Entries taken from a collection
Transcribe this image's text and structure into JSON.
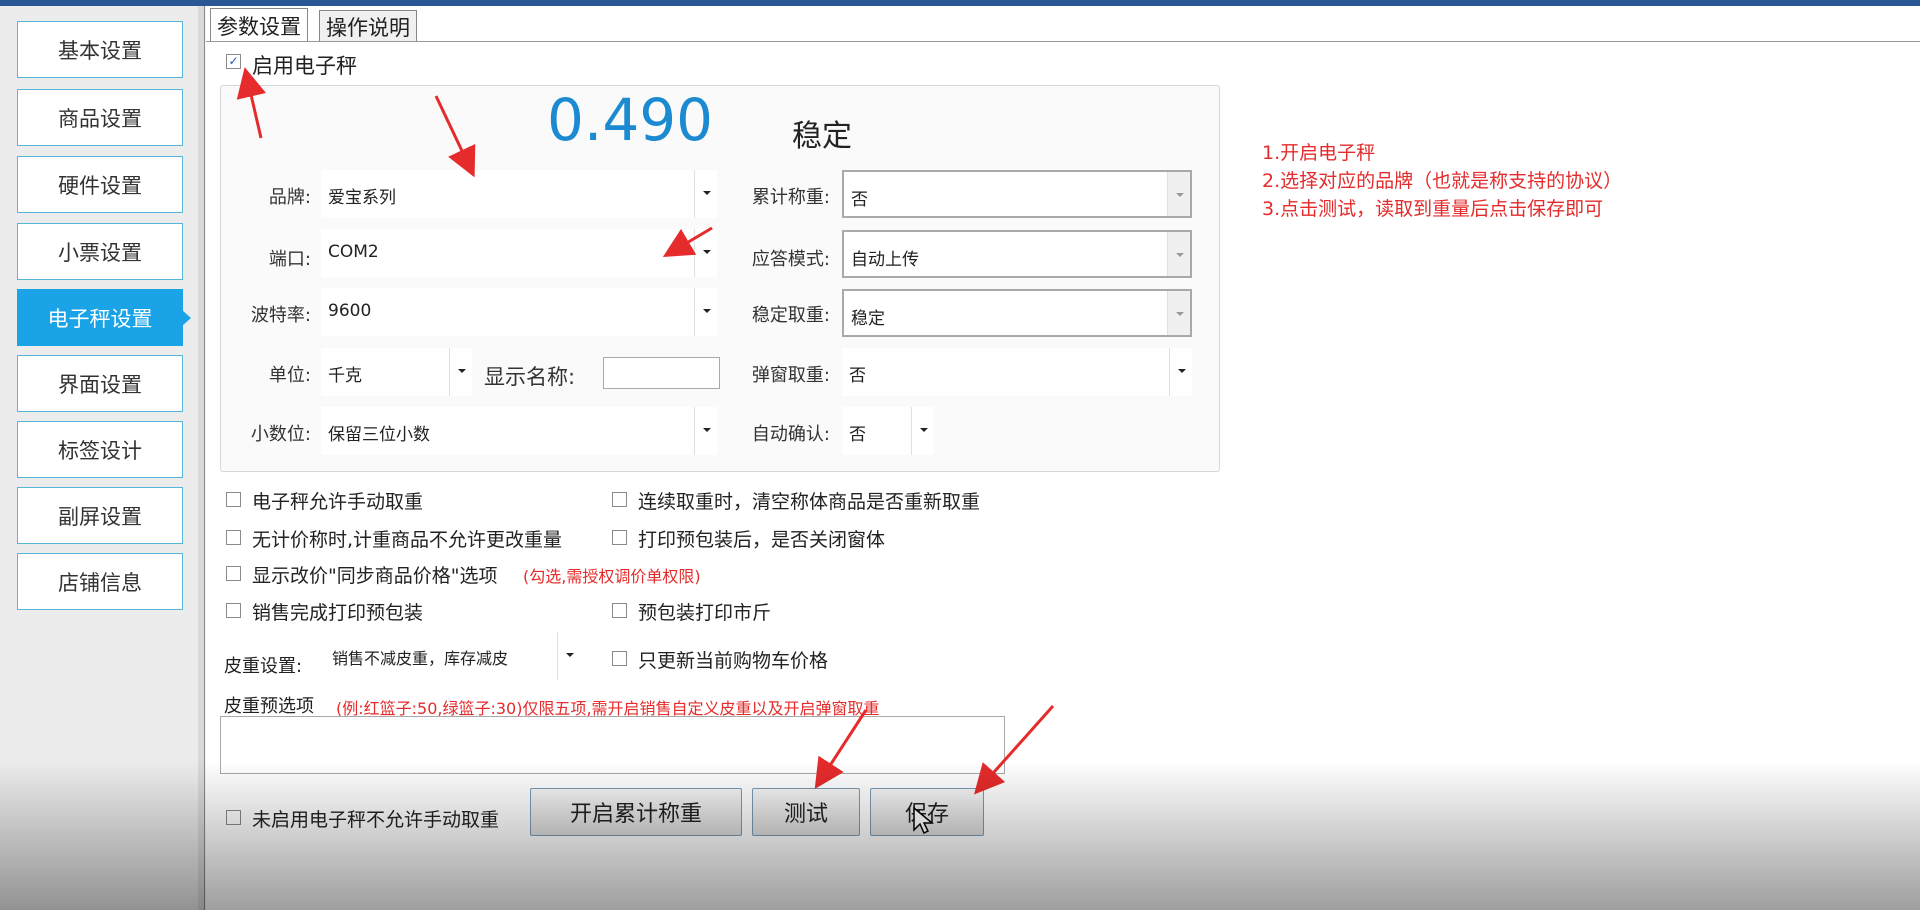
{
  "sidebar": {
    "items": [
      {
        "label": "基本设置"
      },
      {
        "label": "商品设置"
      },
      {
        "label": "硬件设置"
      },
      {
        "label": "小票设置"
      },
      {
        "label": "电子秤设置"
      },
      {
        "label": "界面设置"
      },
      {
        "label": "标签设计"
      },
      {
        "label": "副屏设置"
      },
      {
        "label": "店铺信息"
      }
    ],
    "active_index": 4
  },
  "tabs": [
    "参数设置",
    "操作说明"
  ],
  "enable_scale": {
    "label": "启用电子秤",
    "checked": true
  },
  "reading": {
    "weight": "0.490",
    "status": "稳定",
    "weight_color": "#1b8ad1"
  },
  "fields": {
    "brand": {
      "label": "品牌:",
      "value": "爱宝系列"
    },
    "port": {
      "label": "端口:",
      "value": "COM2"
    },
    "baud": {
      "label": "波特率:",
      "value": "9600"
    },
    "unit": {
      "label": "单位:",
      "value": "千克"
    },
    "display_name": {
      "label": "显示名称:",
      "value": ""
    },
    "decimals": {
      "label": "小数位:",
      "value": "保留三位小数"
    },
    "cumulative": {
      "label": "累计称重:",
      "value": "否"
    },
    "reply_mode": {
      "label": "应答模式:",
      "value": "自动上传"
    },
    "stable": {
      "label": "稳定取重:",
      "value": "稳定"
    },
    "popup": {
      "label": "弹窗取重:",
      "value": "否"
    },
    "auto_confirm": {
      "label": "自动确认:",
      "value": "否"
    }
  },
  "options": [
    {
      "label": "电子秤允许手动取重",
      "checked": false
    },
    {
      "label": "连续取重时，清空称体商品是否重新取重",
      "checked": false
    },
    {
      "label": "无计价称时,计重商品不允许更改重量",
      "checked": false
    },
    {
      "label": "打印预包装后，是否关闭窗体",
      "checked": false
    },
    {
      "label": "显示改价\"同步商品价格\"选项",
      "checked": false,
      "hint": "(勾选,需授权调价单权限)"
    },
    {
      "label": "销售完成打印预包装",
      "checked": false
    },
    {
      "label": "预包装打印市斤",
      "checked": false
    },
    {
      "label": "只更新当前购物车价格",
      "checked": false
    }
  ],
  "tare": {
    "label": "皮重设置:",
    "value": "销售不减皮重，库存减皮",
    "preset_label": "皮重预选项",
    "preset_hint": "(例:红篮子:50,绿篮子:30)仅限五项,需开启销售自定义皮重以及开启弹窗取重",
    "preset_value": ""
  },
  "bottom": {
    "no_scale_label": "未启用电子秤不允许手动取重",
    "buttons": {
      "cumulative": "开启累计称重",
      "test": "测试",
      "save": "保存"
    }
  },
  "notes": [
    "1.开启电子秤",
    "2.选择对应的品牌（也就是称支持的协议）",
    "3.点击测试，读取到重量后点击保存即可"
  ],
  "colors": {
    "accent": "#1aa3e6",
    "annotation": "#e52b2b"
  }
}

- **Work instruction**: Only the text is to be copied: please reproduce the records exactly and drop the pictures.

- **The completed task**:
Transcribe this image's text and structure into JSON.
{
  "sidebar": {
    "items": [
      {
        "label": "基本设置"
      },
      {
        "label": "商品设置"
      },
      {
        "label": "硬件设置"
      },
      {
        "label": "小票设置"
      },
      {
        "label": "电子秤设置"
      },
      {
        "label": "界面设置"
      },
      {
        "label": "标签设计"
      },
      {
        "label": "副屏设置"
      },
      {
        "label": "店铺信息"
      }
    ],
    "active_index": 4
  },
  "tabs": [
    "参数设置",
    "操作说明"
  ],
  "enable_scale": {
    "label": "启用电子秤",
    "checked": true
  },
  "reading": {
    "weight": "0.490",
    "status": "稳定",
    "weight_color": "#1b8ad1"
  },
  "fields": {
    "brand": {
      "label": "品牌:",
      "value": "爱宝系列"
    },
    "port": {
      "label": "端口:",
      "value": "COM2"
    },
    "baud": {
      "label": "波特率:",
      "value": "9600"
    },
    "unit": {
      "label": "单位:",
      "value": "千克"
    },
    "display_name": {
      "label": "显示名称:",
      "value": ""
    },
    "decimals": {
      "label": "小数位:",
      "value": "保留三位小数"
    },
    "cumulative": {
      "label": "累计称重:",
      "value": "否"
    },
    "reply_mode": {
      "label": "应答模式:",
      "value": "自动上传"
    },
    "stable": {
      "label": "稳定取重:",
      "value": "稳定"
    },
    "popup": {
      "label": "弹窗取重:",
      "value": "否"
    },
    "auto_confirm": {
      "label": "自动确认:",
      "value": "否"
    }
  },
  "options": [
    {
      "label": "电子秤允许手动取重",
      "checked": false
    },
    {
      "label": "连续取重时，清空称体商品是否重新取重",
      "checked": false
    },
    {
      "label": "无计价称时,计重商品不允许更改重量",
      "checked": false
    },
    {
      "label": "打印预包装后，是否关闭窗体",
      "checked": false
    },
    {
      "label": "显示改价\"同步商品价格\"选项",
      "checked": false,
      "hint": "(勾选,需授权调价单权限)"
    },
    {
      "label": "销售完成打印预包装",
      "checked": false
    },
    {
      "label": "预包装打印市斤",
      "checked": false
    },
    {
      "label": "只更新当前购物车价格",
      "checked": false
    }
  ],
  "tare": {
    "label": "皮重设置:",
    "value": "销售不减皮重，库存减皮",
    "preset_label": "皮重预选项",
    "preset_hint": "(例:红篮子:50,绿篮子:30)仅限五项,需开启销售自定义皮重以及开启弹窗取重",
    "preset_value": ""
  },
  "bottom": {
    "no_scale_label": "未启用电子秤不允许手动取重",
    "buttons": {
      "cumulative": "开启累计称重",
      "test": "测试",
      "save": "保存"
    }
  },
  "notes": [
    "1.开启电子秤",
    "2.选择对应的品牌（也就是称支持的协议）",
    "3.点击测试，读取到重量后点击保存即可"
  ],
  "colors": {
    "accent": "#1aa3e6",
    "annotation": "#e52b2b"
  }
}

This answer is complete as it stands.